**Assignment:**
Copy, from the entries below, each line in which the string "name" appears.

Element data from apps and pages:
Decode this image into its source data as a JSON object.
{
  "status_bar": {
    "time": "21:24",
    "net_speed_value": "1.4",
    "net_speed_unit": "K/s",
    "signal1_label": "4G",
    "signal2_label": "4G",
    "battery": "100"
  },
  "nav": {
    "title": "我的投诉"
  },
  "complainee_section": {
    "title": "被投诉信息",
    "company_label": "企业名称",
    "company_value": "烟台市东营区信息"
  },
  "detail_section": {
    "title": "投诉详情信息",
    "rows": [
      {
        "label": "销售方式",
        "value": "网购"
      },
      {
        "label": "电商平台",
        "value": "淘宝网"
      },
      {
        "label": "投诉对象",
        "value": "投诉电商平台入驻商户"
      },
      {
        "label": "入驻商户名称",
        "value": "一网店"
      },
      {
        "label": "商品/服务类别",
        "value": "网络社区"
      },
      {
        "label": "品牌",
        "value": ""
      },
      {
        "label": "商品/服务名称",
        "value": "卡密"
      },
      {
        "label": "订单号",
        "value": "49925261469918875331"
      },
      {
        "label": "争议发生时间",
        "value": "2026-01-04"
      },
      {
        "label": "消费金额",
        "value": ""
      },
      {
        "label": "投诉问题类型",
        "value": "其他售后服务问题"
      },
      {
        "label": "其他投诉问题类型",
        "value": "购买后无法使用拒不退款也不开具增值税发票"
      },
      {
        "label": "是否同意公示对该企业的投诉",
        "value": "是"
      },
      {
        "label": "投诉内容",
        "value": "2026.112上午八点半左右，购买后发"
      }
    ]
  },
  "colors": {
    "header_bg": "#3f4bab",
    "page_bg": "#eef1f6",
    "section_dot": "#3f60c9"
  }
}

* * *

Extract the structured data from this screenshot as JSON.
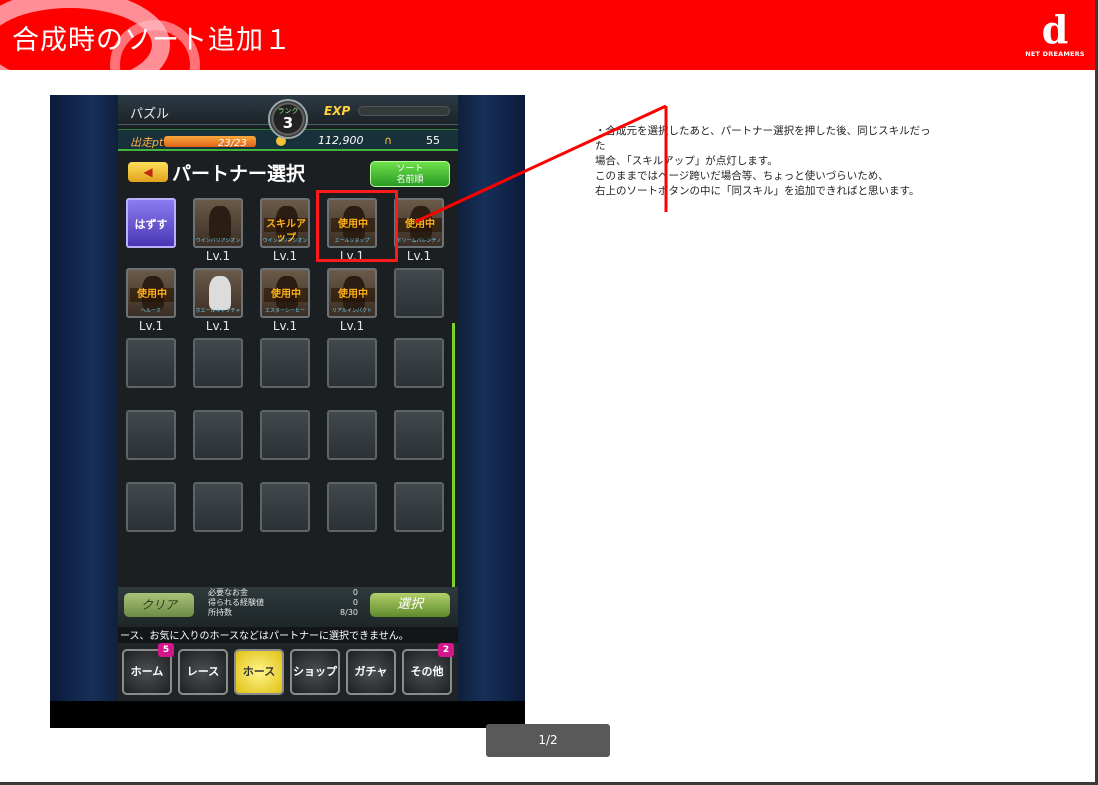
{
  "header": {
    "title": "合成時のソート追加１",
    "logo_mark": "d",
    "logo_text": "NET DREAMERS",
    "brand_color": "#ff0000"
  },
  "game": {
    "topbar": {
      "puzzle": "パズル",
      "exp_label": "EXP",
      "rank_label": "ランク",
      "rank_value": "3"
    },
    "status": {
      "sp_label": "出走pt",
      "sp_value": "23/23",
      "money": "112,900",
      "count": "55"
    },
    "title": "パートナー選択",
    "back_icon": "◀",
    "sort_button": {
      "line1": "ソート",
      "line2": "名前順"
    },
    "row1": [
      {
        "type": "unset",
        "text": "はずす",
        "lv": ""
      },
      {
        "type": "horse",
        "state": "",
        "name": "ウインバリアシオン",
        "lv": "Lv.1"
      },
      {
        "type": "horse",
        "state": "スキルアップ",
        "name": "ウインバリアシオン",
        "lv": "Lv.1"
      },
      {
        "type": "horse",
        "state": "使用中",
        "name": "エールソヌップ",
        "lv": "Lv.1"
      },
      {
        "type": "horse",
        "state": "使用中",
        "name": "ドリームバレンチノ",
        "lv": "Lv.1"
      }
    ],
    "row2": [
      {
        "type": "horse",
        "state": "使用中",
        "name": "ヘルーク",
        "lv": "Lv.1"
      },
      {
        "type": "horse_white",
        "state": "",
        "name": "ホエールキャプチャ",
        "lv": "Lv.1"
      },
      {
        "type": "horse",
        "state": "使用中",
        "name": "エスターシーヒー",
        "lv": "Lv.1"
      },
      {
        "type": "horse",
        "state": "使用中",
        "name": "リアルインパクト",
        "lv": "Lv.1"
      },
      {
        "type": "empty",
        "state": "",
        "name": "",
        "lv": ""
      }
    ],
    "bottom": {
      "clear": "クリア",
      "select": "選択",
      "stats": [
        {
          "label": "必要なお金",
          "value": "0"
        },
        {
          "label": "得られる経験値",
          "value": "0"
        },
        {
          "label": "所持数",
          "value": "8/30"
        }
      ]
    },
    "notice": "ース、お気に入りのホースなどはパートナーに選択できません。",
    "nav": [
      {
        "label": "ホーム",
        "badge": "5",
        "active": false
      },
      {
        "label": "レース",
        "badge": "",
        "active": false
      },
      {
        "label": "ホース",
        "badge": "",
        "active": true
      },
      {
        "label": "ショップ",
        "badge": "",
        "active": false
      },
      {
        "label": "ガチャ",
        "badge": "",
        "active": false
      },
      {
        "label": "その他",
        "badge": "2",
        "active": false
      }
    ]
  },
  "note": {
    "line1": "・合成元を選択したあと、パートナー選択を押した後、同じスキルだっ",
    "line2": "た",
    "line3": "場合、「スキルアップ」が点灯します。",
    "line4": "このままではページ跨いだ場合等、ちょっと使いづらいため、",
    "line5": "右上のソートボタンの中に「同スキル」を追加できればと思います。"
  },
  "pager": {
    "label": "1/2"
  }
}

**Answer for the task:**
        "name": "ウインバリアシオン",
        "name": "ウインバリアシオン",
        "name": "エールソヌップ",
        "name": "ドリームバレンチノ",
        "name": "ヘルーク",
        "name": "ホエールキャプチャ",
        "name": "エスターシーヒー",
        "name": "リアルインパクト",
        "name": "",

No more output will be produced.